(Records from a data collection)
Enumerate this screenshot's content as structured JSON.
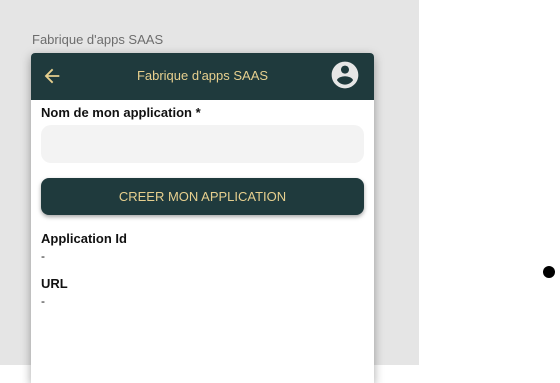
{
  "page": {
    "caption": "Fabrique d'apps SAAS"
  },
  "appbar": {
    "title": "Fabrique d'apps SAAS",
    "back_icon": "arrow-left-icon",
    "account_icon": "account-circle-icon"
  },
  "form": {
    "app_name_label": "Nom de mon application *",
    "app_name_value": "",
    "create_button_label": "CREER MON APPLICATION"
  },
  "info": {
    "app_id_label": "Application Id",
    "app_id_value": "-",
    "url_label": "URL",
    "url_value": "-"
  },
  "colors": {
    "appbar_bg": "#1f3a3d",
    "accent_text": "#e6cf8e",
    "input_bg": "#f3f3f3",
    "pane_bg": "#e5e5e5"
  }
}
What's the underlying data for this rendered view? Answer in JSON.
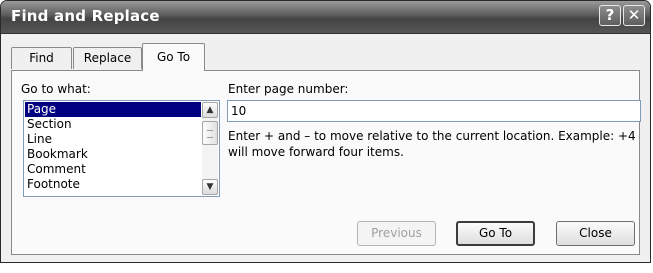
{
  "window": {
    "title": "Find and Replace",
    "help_glyph": "?",
    "close_glyph": "✕"
  },
  "tabs": [
    {
      "label": "Find"
    },
    {
      "label": "Replace"
    },
    {
      "label": "Go To"
    }
  ],
  "goto": {
    "label": "Go to what:",
    "items": [
      "Page",
      "Section",
      "Line",
      "Bookmark",
      "Comment",
      "Footnote"
    ],
    "selected": "Page"
  },
  "page_number": {
    "label": "Enter page number:",
    "value": "10",
    "hint": "Enter + and – to move relative to the current location. Example: +4 will move forward four items."
  },
  "buttons": {
    "previous": "Previous",
    "goto": "Go To",
    "close": "Close"
  }
}
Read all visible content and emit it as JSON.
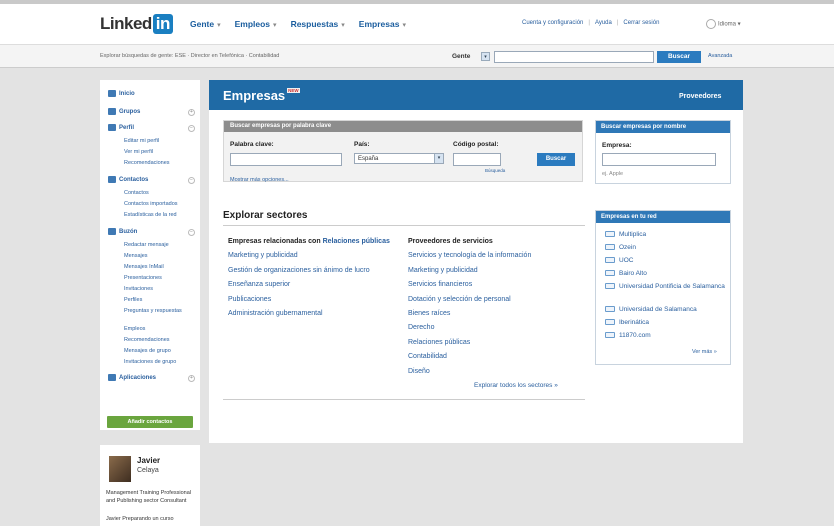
{
  "header": {
    "logo_text": "Linked",
    "logo_in": "in",
    "nav": [
      {
        "label": "Gente"
      },
      {
        "label": "Empleos"
      },
      {
        "label": "Respuestas"
      },
      {
        "label": "Empresas"
      }
    ],
    "user_links": [
      "Cuenta y configuración",
      "Ayuda",
      "Cerrar sesión"
    ],
    "idioma": "Idioma"
  },
  "search_bar": {
    "hint": "Explorar búsquedas de gente: ESE · Director en Telefónica · Contabilidad",
    "scope": "Gente",
    "button": "Buscar",
    "advanced": "Avanzada"
  },
  "sidebar": {
    "items": [
      {
        "label": "Inicio",
        "icon": "home-icon"
      },
      {
        "label": "Grupos",
        "icon": "groups-icon"
      },
      {
        "label": "Perfil",
        "icon": "profile-icon"
      },
      {
        "label": "Contactos",
        "icon": "contacts-icon"
      },
      {
        "label": "Buzón",
        "icon": "inbox-icon"
      },
      {
        "label": "Aplicaciones",
        "icon": "apps-icon"
      }
    ],
    "perfil_sub": [
      "Editar mi perfil",
      "Ver mi perfil",
      "Recomendaciones"
    ],
    "contactos_sub": [
      "Contactos",
      "Contactos importados",
      "Estadísticas de la red"
    ],
    "buzon_sub": [
      "Redactar mensaje",
      "Mensajes",
      "Mensajes InMail",
      "Presentaciones",
      "Invitaciones",
      "Perfiles",
      "Preguntas y respuestas",
      "Empleos",
      "Recomendaciones",
      "Mensajes de grupo",
      "Invitaciones de grupo"
    ],
    "add_contacts": "Añadir contactos"
  },
  "profile": {
    "first_name": "Javier",
    "last_name": "Celaya",
    "headline": "Management Training Professional and Publishing sector Consultant",
    "status": "Javier Preparando un curso"
  },
  "main": {
    "title": "Empresas",
    "new_badge": "NEW",
    "providers_link": "Proveedores",
    "keyword_box": {
      "heading": "Buscar empresas por palabra clave",
      "keyword_label": "Palabra clave:",
      "country_label": "País:",
      "country_value": "España",
      "postal_label": "Código postal:",
      "postal_lookup": "Búsqueda",
      "button": "Buscar",
      "more_options": "Mostrar más opciones..."
    },
    "sectors": {
      "title": "Explorar sectores",
      "col1_head_prefix": "Empresas relacionadas con",
      "col1_head_link": "Relaciones públicas",
      "col1": [
        "Marketing y publicidad",
        "Gestión de organizaciones sin ánimo de lucro",
        "Enseñanza superior",
        "Publicaciones",
        "Administración gubernamental"
      ],
      "col2_head": "Proveedores de servicios",
      "col2": [
        "Servicios y tecnología de la información",
        "Marketing y publicidad",
        "Servicios financieros",
        "Dotación y selección de personal",
        "Bienes raíces",
        "Derecho",
        "Relaciones públicas",
        "Contabilidad",
        "Diseño"
      ],
      "explore_all": "Explorar todos los sectores »"
    }
  },
  "right": {
    "name_box": {
      "heading": "Buscar empresas por nombre",
      "label": "Empresa:",
      "example": "ej. Apple"
    },
    "network_box": {
      "heading": "Empresas en tu red",
      "companies": [
        "Multiplica",
        "Ozein",
        "UOC",
        "Bairo Alto",
        "Universidad Pontificia de Salamanca",
        "Universidad de Salamanca",
        "Iberinática",
        "11870.com"
      ],
      "see_more": "Ver más »"
    }
  }
}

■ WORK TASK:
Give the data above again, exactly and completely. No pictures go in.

■ EXERCISE OUTPUT:
Enumerate this screenshot's content as structured JSON.
{
  "page": {
    "caption": "Fabrique d'apps SAAS"
  },
  "appbar": {
    "title": "Fabrique d'apps SAAS",
    "back_icon": "arrow-left-icon",
    "account_icon": "account-circle-icon"
  },
  "form": {
    "app_name_label": "Nom de mon application *",
    "app_name_value": "",
    "create_button_label": "CREER MON APPLICATION"
  },
  "info": {
    "app_id_label": "Application Id",
    "app_id_value": "-",
    "url_label": "URL",
    "url_value": "-"
  },
  "colors": {
    "appbar_bg": "#1f3a3d",
    "accent_text": "#e6cf8e",
    "input_bg": "#f3f3f3",
    "pane_bg": "#e5e5e5"
  }
}
What's the underlying data for this rendered view? Answer in JSON.
{
  "window": {
    "title": "Find and Replace",
    "help_glyph": "?",
    "close_glyph": "✕"
  },
  "tabs": [
    {
      "label": "Find"
    },
    {
      "label": "Replace"
    },
    {
      "label": "Go To"
    }
  ],
  "goto": {
    "label": "Go to what:",
    "items": [
      "Page",
      "Section",
      "Line",
      "Bookmark",
      "Comment",
      "Footnote"
    ],
    "selected": "Page"
  },
  "page_number": {
    "label": "Enter page number:",
    "value": "10",
    "hint": "Enter + and – to move relative to the current location. Example: +4 will move forward four items."
  },
  "buttons": {
    "previous": "Previous",
    "goto": "Go To",
    "close": "Close"
  }
}
Read all visible content and emit it as JSON.
{
  "header": {
    "logo_text": "Linked",
    "logo_in": "in",
    "nav": [
      {
        "label": "Gente"
      },
      {
        "label": "Empleos"
      },
      {
        "label": "Respuestas"
      },
      {
        "label": "Empresas"
      }
    ],
    "user_links": [
      "Cuenta y configuración",
      "Ayuda",
      "Cerrar sesión"
    ],
    "idioma": "Idioma"
  },
  "search_bar": {
    "hint": "Explorar búsquedas de gente: ESE · Director en Telefónica · Contabilidad",
    "scope": "Gente",
    "button": "Buscar",
    "advanced": "Avanzada"
  },
  "sidebar": {
    "items": [
      {
        "label": "Inicio",
        "icon": "home-icon"
      },
      {
        "label": "Grupos",
        "icon": "groups-icon"
      },
      {
        "label": "Perfil",
        "icon": "profile-icon"
      },
      {
        "label": "Contactos",
        "icon": "contacts-icon"
      },
      {
        "label": "Buzón",
        "icon": "inbox-icon"
      },
      {
        "label": "Aplicaciones",
        "icon": "apps-icon"
      }
    ],
    "perfil_sub": [
      "Editar mi perfil",
      "Ver mi perfil",
      "Recomendaciones"
    ],
    "contactos_sub": [
      "Contactos",
      "Contactos importados",
      "Estadísticas de la red"
    ],
    "buzon_sub": [
      "Redactar mensaje",
      "Mensajes",
      "Mensajes InMail",
      "Presentaciones",
      "Invitaciones",
      "Perfiles",
      "Preguntas y respuestas",
      "Empleos",
      "Recomendaciones",
      "Mensajes de grupo",
      "Invitaciones de grupo"
    ],
    "add_contacts": "Añadir contactos"
  },
  "profile": {
    "first_name": "Javier",
    "last_name": "Celaya",
    "headline": "Management Training Professional and Publishing sector Consultant",
    "status": "Javier Preparando un curso"
  },
  "main": {
    "title": "Empresas",
    "new_badge": "NEW",
    "providers_link": "Proveedores",
    "keyword_box": {
      "heading": "Buscar empresas por palabra clave",
      "keyword_label": "Palabra clave:",
      "country_label": "País:",
      "country_value": "España",
      "postal_label": "Código postal:",
      "postal_lookup": "Búsqueda",
      "button": "Buscar",
      "more_options": "Mostrar más opciones..."
    },
    "sectors": {
      "title": "Explorar sectores",
      "col1_head_prefix": "Empresas relacionadas con",
      "col1_head_link": "Relaciones públicas",
      "col1": [
        "Marketing y publicidad",
        "Gestión de organizaciones sin ánimo de lucro",
        "Enseñanza superior",
        "Publicaciones",
        "Administración gubernamental"
      ],
      "col2_head": "Proveedores de servicios",
      "col2": [
        "Servicios y tecnología de la información",
        "Marketing y publicidad",
        "Servicios financieros",
        "Dotación y selección de personal",
        "Bienes raíces",
        "Derecho",
        "Relaciones públicas",
        "Contabilidad",
        "Diseño"
      ],
      "explore_all": "Explorar todos los sectores »"
    }
  },
  "right": {
    "name_box": {
      "heading": "Buscar empresas por nombre",
      "label": "Empresa:",
      "example": "ej. Apple"
    },
    "network_box": {
      "heading": "Empresas en tu red",
      "companies": [
        "Multiplica",
        "Ozein",
        "UOC",
        "Bairo Alto",
        "Universidad Pontificia de Salamanca",
        "Universidad de Salamanca",
        "Iberinática",
        "11870.com"
      ],
      "see_more": "Ver más »"
    }
  }
}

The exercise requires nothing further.